[Excerpts from an interface dataset]

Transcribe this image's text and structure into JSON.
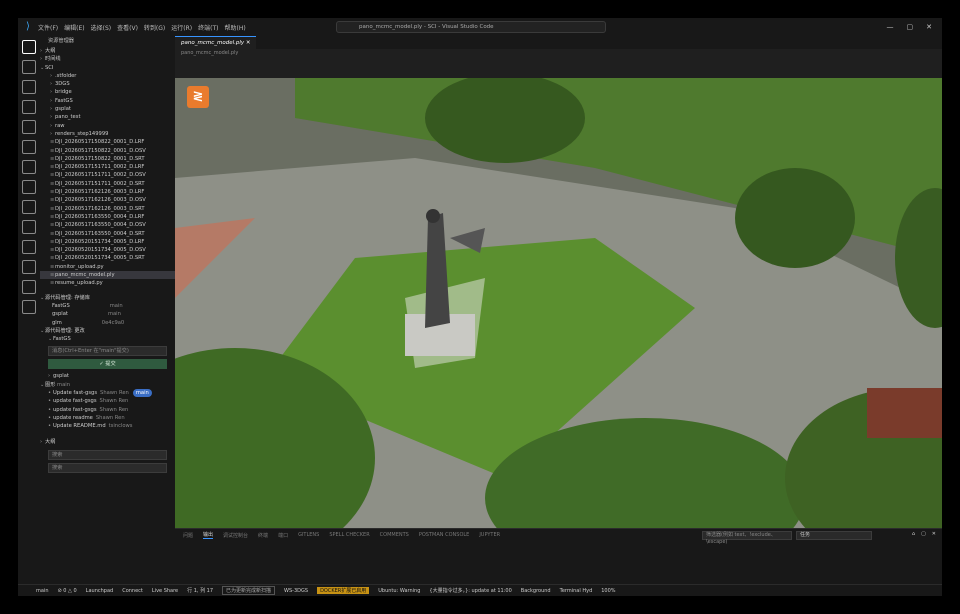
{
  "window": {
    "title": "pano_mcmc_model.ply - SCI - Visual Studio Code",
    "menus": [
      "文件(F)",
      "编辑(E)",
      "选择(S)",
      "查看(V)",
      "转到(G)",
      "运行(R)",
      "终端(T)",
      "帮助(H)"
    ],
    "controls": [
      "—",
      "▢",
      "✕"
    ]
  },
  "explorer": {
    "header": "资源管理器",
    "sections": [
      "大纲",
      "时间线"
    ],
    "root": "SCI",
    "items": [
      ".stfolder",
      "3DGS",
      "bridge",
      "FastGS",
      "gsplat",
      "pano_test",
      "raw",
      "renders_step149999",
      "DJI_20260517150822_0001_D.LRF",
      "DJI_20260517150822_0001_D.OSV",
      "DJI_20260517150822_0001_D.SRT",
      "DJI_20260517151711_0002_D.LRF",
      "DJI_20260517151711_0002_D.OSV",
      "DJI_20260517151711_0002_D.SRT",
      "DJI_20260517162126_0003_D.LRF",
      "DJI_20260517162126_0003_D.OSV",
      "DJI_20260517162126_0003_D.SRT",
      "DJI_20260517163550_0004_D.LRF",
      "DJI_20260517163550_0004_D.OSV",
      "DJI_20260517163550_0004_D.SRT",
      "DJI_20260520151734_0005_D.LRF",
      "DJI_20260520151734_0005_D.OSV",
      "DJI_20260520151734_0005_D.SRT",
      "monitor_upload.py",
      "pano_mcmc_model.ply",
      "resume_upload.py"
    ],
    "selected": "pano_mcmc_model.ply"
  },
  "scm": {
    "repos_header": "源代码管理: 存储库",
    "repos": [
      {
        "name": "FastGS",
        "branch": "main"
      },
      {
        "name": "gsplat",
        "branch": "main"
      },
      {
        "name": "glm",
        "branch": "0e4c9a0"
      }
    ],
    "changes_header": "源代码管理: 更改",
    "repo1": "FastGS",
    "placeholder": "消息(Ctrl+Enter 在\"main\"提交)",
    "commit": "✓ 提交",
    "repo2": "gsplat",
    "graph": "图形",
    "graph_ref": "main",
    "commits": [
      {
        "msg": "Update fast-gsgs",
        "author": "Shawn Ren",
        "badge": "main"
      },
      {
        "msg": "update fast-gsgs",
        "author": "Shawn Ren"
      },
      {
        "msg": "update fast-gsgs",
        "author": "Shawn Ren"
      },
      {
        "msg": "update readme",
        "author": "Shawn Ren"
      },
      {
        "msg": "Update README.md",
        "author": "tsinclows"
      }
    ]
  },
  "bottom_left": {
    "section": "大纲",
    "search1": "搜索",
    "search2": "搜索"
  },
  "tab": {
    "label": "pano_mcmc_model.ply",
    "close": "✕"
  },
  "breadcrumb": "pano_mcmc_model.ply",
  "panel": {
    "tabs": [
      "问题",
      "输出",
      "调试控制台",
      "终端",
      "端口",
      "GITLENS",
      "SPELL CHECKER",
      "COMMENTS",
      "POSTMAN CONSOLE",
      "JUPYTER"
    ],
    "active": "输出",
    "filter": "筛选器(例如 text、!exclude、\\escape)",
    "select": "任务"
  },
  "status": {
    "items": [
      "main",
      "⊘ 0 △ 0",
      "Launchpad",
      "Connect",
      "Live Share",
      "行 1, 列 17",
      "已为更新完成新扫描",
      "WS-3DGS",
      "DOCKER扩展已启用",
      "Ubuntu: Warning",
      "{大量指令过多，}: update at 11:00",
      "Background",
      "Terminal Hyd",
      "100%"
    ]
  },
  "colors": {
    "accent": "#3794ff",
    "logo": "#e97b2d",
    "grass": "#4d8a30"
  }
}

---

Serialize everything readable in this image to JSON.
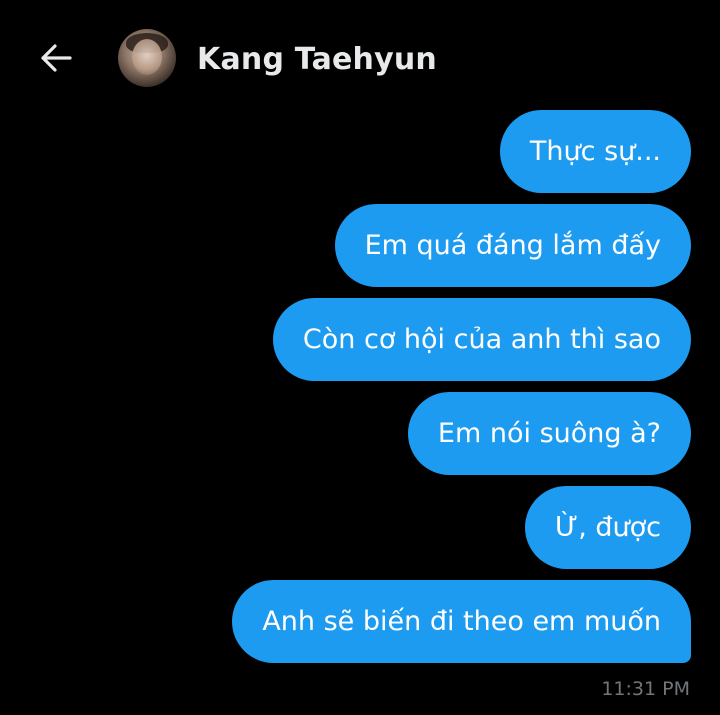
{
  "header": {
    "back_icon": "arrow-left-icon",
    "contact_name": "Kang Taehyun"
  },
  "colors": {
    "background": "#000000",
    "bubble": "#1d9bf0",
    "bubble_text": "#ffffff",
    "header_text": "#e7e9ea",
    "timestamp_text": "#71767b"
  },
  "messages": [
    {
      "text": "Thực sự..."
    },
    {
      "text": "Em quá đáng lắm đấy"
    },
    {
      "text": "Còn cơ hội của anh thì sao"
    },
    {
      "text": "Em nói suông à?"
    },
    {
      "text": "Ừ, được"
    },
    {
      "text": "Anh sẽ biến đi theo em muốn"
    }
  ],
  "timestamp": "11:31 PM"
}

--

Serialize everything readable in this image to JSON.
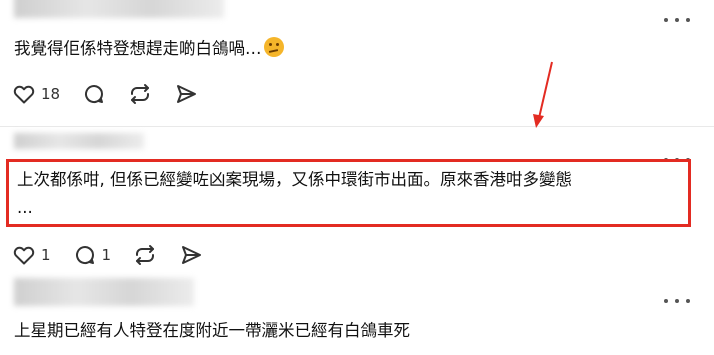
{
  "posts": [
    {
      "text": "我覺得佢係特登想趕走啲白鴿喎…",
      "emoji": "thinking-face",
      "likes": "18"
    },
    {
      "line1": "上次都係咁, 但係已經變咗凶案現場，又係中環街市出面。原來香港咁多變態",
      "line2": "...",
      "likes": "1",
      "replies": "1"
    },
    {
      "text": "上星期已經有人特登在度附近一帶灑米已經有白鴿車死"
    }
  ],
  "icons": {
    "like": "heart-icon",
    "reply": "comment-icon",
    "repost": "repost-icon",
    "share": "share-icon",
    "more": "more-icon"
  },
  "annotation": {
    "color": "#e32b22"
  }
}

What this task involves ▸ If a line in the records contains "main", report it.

Solution below ▸
        "branch": "main"
        "branch": "main"
    "placeholder": "消息(Ctrl+Enter 在\"main\"提交)",
    "graph_ref": "main",
        "badge": "main"
      "main",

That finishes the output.